(rollover to compare with normal)
|What Is It?
This is an abnormality of the positions of the two ventricles, or pumping chambers of the heart, and the two great arteries, the aorta (which carries blood to the body) and the pulmonary artery (which carries blood to the lungs).
In this condition, the atria, or upper chambers of the heart, are in their normal positions. Blood from the right atrium crosses a mitral valve and enters a morphologic left ventricle that is on the right side. The blood leaves this ventricle and enters the pulmonary artery that is also in the wrong position. It is posterior or behind the aorta, which is opposite of the normal heart. Blood from the left atrium crosses a tricuspid valve and enters a morphologic right ventricle that is on the left side. The blood leaves this ventricle and enters the aorta that is also in the wrong position. It is anterior (in front of) to the pulmonary artery which again is opposite of the normal heart.
Transposition of the Great Arteries: L-Type may be associated with Ventricular Septal Defects (VSDs), or holes in the muscle wall that separates the two ventricles.

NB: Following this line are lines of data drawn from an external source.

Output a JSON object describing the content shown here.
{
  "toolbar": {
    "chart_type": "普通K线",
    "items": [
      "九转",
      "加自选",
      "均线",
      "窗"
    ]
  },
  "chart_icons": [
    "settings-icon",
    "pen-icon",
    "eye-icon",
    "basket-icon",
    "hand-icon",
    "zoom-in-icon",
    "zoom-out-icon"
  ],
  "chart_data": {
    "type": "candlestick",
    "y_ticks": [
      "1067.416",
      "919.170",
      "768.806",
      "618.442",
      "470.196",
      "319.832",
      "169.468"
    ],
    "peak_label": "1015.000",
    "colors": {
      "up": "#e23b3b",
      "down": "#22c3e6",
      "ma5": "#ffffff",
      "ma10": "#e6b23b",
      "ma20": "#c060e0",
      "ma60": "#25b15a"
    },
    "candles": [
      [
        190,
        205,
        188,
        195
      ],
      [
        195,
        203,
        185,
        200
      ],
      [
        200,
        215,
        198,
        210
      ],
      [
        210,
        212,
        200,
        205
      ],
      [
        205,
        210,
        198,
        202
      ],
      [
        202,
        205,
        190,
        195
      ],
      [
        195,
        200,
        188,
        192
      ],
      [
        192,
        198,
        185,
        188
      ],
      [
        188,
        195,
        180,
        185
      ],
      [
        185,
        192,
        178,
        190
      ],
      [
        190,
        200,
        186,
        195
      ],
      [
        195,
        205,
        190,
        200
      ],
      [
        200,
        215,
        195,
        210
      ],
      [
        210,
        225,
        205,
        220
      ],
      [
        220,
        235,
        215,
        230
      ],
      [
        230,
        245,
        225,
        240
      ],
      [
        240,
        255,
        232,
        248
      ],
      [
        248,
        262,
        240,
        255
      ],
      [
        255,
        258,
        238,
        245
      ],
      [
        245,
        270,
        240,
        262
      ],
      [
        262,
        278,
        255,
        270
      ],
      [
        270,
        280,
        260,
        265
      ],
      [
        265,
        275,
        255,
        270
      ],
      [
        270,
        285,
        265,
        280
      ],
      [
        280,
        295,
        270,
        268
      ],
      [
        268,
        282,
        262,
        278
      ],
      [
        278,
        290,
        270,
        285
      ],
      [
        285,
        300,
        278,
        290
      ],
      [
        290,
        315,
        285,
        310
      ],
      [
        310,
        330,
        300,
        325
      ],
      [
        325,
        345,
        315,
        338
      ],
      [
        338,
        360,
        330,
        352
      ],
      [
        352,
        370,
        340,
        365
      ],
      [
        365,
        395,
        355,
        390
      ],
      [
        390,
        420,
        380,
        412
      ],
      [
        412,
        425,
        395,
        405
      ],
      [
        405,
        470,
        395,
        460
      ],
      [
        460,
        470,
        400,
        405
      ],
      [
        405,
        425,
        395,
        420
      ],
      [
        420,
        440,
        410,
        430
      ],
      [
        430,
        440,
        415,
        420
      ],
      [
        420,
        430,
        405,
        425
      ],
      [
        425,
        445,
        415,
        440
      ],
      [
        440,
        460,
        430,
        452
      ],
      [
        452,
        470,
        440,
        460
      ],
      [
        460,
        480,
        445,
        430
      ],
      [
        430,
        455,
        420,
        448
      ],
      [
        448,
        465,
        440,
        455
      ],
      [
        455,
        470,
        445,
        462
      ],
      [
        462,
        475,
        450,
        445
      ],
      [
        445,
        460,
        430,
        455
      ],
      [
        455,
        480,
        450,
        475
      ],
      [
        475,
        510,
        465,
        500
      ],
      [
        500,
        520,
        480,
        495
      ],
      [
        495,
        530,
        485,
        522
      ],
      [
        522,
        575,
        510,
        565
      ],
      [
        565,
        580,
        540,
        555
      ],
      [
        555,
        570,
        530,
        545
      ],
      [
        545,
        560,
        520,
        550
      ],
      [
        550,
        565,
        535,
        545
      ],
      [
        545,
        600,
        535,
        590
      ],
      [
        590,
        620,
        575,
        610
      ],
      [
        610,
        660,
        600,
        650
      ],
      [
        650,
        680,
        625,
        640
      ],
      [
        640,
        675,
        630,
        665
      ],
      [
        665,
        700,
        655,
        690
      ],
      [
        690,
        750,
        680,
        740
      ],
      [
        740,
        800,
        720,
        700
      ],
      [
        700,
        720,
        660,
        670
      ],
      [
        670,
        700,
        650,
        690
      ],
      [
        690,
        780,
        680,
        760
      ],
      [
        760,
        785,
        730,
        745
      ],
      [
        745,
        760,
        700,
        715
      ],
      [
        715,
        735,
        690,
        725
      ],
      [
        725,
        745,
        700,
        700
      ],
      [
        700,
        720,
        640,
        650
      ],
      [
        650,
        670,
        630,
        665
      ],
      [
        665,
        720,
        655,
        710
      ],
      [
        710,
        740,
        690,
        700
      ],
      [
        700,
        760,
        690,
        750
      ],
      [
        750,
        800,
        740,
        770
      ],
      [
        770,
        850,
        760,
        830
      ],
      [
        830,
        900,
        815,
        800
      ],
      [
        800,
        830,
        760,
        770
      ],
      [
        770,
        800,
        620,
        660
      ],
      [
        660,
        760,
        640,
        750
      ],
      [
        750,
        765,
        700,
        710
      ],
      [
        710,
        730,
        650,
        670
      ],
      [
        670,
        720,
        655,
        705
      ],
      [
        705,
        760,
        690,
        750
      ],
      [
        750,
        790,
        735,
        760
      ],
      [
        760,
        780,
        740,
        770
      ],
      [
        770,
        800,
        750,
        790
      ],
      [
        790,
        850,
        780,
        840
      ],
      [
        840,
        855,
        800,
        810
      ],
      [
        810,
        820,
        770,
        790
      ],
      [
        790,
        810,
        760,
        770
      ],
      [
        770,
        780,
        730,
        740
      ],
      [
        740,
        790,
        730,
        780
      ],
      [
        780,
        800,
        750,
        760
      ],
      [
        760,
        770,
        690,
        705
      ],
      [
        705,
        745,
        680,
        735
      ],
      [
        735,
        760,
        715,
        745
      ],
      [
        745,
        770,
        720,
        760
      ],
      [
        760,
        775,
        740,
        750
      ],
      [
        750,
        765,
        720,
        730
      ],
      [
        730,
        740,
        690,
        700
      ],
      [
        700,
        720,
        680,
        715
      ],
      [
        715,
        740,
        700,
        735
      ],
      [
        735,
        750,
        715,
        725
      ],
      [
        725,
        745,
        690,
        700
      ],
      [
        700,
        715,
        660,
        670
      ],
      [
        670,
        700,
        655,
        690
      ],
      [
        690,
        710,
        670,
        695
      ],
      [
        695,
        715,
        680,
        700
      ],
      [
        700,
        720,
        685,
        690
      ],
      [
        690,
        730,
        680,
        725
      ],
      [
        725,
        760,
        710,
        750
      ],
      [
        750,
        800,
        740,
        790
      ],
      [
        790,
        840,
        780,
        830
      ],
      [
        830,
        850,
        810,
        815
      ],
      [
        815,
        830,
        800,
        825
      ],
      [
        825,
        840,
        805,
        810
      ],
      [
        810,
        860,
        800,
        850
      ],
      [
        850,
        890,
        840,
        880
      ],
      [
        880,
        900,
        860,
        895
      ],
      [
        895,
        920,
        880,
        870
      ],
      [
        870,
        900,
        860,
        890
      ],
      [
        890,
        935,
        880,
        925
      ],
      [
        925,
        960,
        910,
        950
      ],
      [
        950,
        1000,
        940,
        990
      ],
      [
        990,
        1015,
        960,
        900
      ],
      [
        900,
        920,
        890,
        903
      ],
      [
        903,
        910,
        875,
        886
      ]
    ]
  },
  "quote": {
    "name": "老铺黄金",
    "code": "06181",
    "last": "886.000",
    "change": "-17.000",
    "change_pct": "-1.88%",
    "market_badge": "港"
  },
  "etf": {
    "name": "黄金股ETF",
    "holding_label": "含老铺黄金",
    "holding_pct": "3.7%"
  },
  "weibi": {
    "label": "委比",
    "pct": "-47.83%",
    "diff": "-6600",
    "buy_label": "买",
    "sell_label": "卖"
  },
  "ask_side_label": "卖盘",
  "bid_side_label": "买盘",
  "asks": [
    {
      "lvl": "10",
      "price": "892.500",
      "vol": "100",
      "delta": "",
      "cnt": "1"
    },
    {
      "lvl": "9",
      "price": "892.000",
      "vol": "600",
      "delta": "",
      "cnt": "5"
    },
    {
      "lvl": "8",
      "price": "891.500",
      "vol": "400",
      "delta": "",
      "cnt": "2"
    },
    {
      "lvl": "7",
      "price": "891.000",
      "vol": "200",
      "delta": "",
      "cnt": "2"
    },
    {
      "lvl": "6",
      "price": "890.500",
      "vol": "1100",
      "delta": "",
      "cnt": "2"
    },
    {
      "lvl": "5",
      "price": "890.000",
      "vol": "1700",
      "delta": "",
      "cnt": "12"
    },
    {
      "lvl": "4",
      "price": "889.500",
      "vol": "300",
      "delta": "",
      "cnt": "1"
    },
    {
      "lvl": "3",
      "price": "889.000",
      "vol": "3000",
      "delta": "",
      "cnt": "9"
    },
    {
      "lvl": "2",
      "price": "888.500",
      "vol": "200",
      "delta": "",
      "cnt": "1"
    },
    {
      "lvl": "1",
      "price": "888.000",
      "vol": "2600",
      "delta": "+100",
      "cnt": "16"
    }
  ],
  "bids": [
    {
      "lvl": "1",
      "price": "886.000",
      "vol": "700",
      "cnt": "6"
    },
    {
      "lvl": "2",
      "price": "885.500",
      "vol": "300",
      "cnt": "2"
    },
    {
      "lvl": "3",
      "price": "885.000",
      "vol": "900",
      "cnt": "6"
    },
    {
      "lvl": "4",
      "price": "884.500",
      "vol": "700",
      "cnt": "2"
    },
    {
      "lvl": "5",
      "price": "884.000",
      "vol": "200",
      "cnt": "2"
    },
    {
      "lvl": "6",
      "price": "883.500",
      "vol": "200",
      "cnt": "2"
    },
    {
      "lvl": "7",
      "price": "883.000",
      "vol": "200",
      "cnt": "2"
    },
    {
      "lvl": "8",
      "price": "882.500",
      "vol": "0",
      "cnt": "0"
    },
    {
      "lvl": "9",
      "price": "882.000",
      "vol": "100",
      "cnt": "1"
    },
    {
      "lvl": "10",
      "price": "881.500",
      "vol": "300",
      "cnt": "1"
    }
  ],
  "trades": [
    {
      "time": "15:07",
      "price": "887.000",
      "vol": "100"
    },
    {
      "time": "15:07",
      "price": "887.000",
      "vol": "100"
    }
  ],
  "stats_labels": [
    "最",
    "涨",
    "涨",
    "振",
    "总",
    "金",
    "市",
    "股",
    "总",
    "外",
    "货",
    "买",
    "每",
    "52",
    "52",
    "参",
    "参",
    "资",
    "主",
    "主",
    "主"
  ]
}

In addition, the pulmonary artery (PA), which carries blood from the heart to the lungs, may be narrowed (Pulmonary Stenosis). Abnormalities in the form of the tricuspid valve and with the heart's natural pacemaker may also occur.